(Aim of the exercise) Leave out the pictures and print the records below exactly.
▼
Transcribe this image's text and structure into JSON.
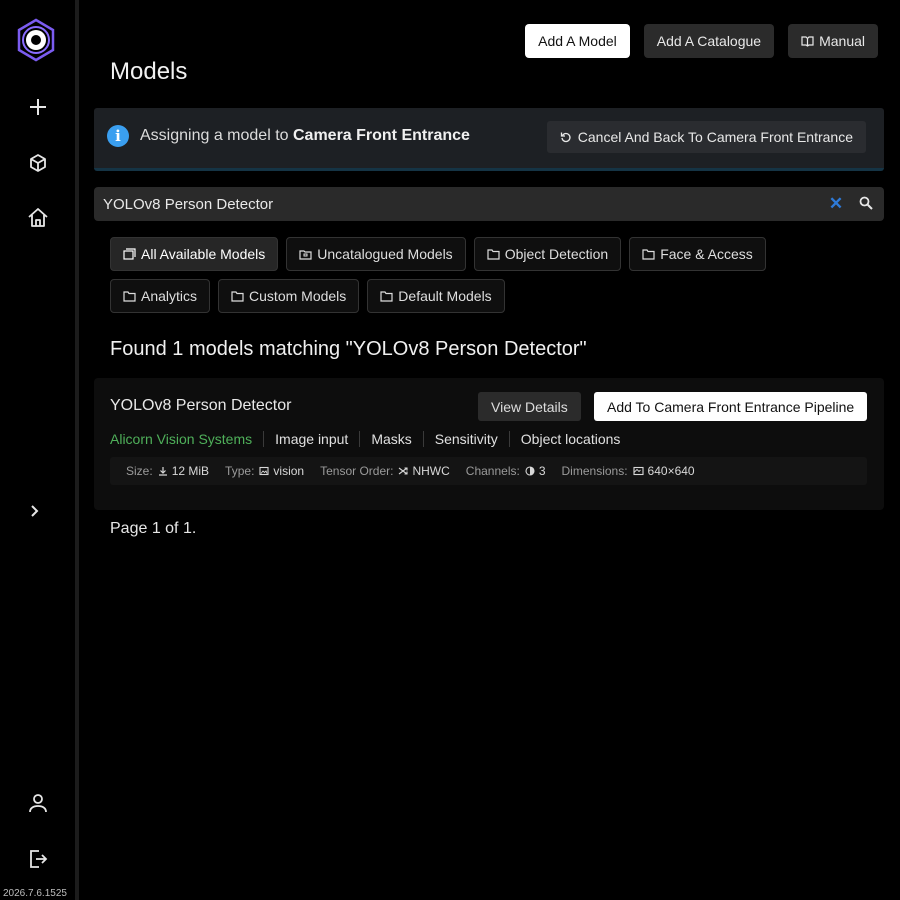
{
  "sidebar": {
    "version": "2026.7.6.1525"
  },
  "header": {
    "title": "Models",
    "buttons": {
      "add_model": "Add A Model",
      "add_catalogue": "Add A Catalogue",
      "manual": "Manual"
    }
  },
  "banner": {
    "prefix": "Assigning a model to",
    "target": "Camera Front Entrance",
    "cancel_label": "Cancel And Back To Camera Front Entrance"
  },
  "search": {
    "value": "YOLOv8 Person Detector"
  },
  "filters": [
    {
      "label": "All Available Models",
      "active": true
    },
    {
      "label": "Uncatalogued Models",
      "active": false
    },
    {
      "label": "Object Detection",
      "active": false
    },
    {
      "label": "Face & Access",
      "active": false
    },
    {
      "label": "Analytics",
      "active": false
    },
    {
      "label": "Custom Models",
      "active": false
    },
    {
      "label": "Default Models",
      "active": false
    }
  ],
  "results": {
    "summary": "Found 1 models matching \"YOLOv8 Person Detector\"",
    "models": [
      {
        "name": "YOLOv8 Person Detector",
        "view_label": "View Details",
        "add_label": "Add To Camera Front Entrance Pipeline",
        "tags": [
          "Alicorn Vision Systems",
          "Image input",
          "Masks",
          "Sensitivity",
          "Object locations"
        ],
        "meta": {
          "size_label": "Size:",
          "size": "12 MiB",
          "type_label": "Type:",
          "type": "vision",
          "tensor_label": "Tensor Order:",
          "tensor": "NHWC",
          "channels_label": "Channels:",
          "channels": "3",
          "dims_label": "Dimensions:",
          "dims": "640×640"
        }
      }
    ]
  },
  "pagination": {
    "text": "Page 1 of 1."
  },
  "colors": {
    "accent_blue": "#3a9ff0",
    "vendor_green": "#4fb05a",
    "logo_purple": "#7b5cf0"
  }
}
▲
(Solution for this exercise)
Transcribe this image's text and structure into JSON.
{
  "sidebar": {
    "version": "2026.7.6.1525"
  },
  "header": {
    "title": "Models",
    "buttons": {
      "add_model": "Add A Model",
      "add_catalogue": "Add A Catalogue",
      "manual": "Manual"
    }
  },
  "banner": {
    "prefix": "Assigning a model to",
    "target": "Camera Front Entrance",
    "cancel_label": "Cancel And Back To Camera Front Entrance"
  },
  "search": {
    "value": "YOLOv8 Person Detector"
  },
  "filters": [
    {
      "label": "All Available Models",
      "active": true
    },
    {
      "label": "Uncatalogued Models",
      "active": false
    },
    {
      "label": "Object Detection",
      "active": false
    },
    {
      "label": "Face & Access",
      "active": false
    },
    {
      "label": "Analytics",
      "active": false
    },
    {
      "label": "Custom Models",
      "active": false
    },
    {
      "label": "Default Models",
      "active": false
    }
  ],
  "results": {
    "summary": "Found 1 models matching \"YOLOv8 Person Detector\"",
    "models": [
      {
        "name": "YOLOv8 Person Detector",
        "view_label": "View Details",
        "add_label": "Add To Camera Front Entrance Pipeline",
        "tags": [
          "Alicorn Vision Systems",
          "Image input",
          "Masks",
          "Sensitivity",
          "Object locations"
        ],
        "meta": {
          "size_label": "Size:",
          "size": "12 MiB",
          "type_label": "Type:",
          "type": "vision",
          "tensor_label": "Tensor Order:",
          "tensor": "NHWC",
          "channels_label": "Channels:",
          "channels": "3",
          "dims_label": "Dimensions:",
          "dims": "640×640"
        }
      }
    ]
  },
  "pagination": {
    "text": "Page 1 of 1."
  },
  "colors": {
    "accent_blue": "#3a9ff0",
    "vendor_green": "#4fb05a",
    "logo_purple": "#7b5cf0"
  }
}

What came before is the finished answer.